* [To do]: Print out each entry below exactly; do not carry over any image.

──────── Task data ────────

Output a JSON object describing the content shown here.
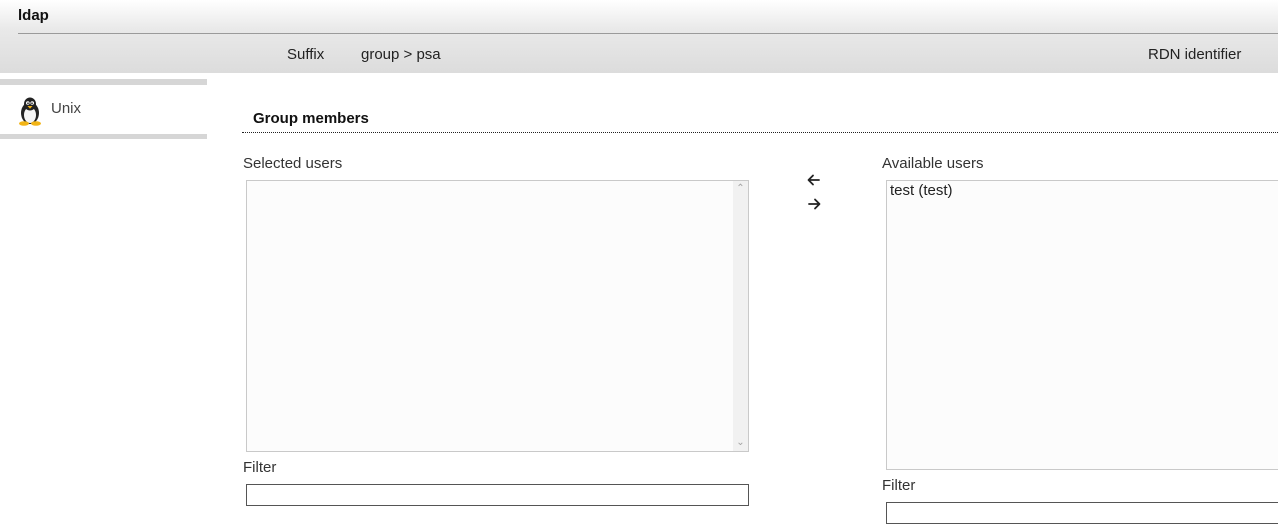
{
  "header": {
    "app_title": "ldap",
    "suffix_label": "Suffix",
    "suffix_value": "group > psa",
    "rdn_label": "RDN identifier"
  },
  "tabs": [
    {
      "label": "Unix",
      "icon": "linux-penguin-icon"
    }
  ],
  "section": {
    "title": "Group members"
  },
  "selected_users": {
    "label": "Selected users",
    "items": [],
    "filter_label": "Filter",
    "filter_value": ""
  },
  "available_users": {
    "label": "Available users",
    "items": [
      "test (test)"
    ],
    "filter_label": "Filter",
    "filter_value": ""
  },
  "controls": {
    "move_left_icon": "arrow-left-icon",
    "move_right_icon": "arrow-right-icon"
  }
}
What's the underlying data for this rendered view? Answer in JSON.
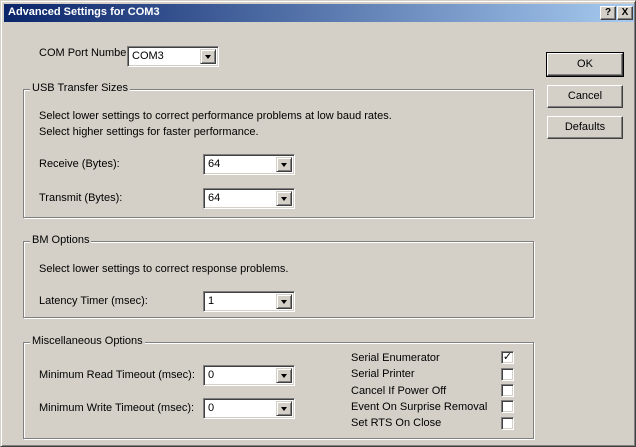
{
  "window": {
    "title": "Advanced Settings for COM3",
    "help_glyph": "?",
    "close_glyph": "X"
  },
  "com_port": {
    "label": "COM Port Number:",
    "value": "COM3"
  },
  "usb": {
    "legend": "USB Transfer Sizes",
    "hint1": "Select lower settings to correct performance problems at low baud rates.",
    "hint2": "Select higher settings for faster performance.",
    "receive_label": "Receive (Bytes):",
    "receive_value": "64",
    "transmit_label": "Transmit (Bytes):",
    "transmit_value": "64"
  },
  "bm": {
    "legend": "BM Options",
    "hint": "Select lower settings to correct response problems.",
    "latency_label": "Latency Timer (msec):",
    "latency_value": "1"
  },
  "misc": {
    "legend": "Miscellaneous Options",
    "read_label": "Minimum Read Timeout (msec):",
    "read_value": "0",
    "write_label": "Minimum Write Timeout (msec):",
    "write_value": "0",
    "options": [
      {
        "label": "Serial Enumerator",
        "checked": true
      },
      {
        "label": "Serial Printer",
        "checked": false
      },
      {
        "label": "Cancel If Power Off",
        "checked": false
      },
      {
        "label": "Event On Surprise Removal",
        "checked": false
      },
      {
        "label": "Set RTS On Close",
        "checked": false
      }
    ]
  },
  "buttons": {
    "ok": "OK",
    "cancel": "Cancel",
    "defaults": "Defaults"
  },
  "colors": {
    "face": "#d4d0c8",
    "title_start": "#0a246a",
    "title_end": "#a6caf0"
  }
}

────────

* [Task response]:
Output a JSON object describing the content shown here.
{
  "header": {
    "app_title": "ldap",
    "suffix_label": "Suffix",
    "suffix_value": "group > psa",
    "rdn_label": "RDN identifier"
  },
  "tabs": [
    {
      "label": "Unix",
      "icon": "linux-penguin-icon"
    }
  ],
  "section": {
    "title": "Group members"
  },
  "selected_users": {
    "label": "Selected users",
    "items": [],
    "filter_label": "Filter",
    "filter_value": ""
  },
  "available_users": {
    "label": "Available users",
    "items": [
      "test (test)"
    ],
    "filter_label": "Filter",
    "filter_value": ""
  },
  "controls": {
    "move_left_icon": "arrow-left-icon",
    "move_right_icon": "arrow-right-icon"
  }
}
What's the underlying data for this rendered view? Answer in JSON.
{
  "window": {
    "title": "Advanced Settings for COM3",
    "help_glyph": "?",
    "close_glyph": "X"
  },
  "com_port": {
    "label": "COM Port Number:",
    "value": "COM3"
  },
  "usb": {
    "legend": "USB Transfer Sizes",
    "hint1": "Select lower settings to correct performance problems at low baud rates.",
    "hint2": "Select higher settings for faster performance.",
    "receive_label": "Receive (Bytes):",
    "receive_value": "64",
    "transmit_label": "Transmit (Bytes):",
    "transmit_value": "64"
  },
  "bm": {
    "legend": "BM Options",
    "hint": "Select lower settings to correct response problems.",
    "latency_label": "Latency Timer (msec):",
    "latency_value": "1"
  },
  "misc": {
    "legend": "Miscellaneous Options",
    "read_label": "Minimum Read Timeout (msec):",
    "read_value": "0",
    "write_label": "Minimum Write Timeout (msec):",
    "write_value": "0",
    "options": [
      {
        "label": "Serial Enumerator",
        "checked": true
      },
      {
        "label": "Serial Printer",
        "checked": false
      },
      {
        "label": "Cancel If Power Off",
        "checked": false
      },
      {
        "label": "Event On Surprise Removal",
        "checked": false
      },
      {
        "label": "Set RTS On Close",
        "checked": false
      }
    ]
  },
  "buttons": {
    "ok": "OK",
    "cancel": "Cancel",
    "defaults": "Defaults"
  },
  "colors": {
    "face": "#d4d0c8",
    "title_start": "#0a246a",
    "title_end": "#a6caf0"
  }
}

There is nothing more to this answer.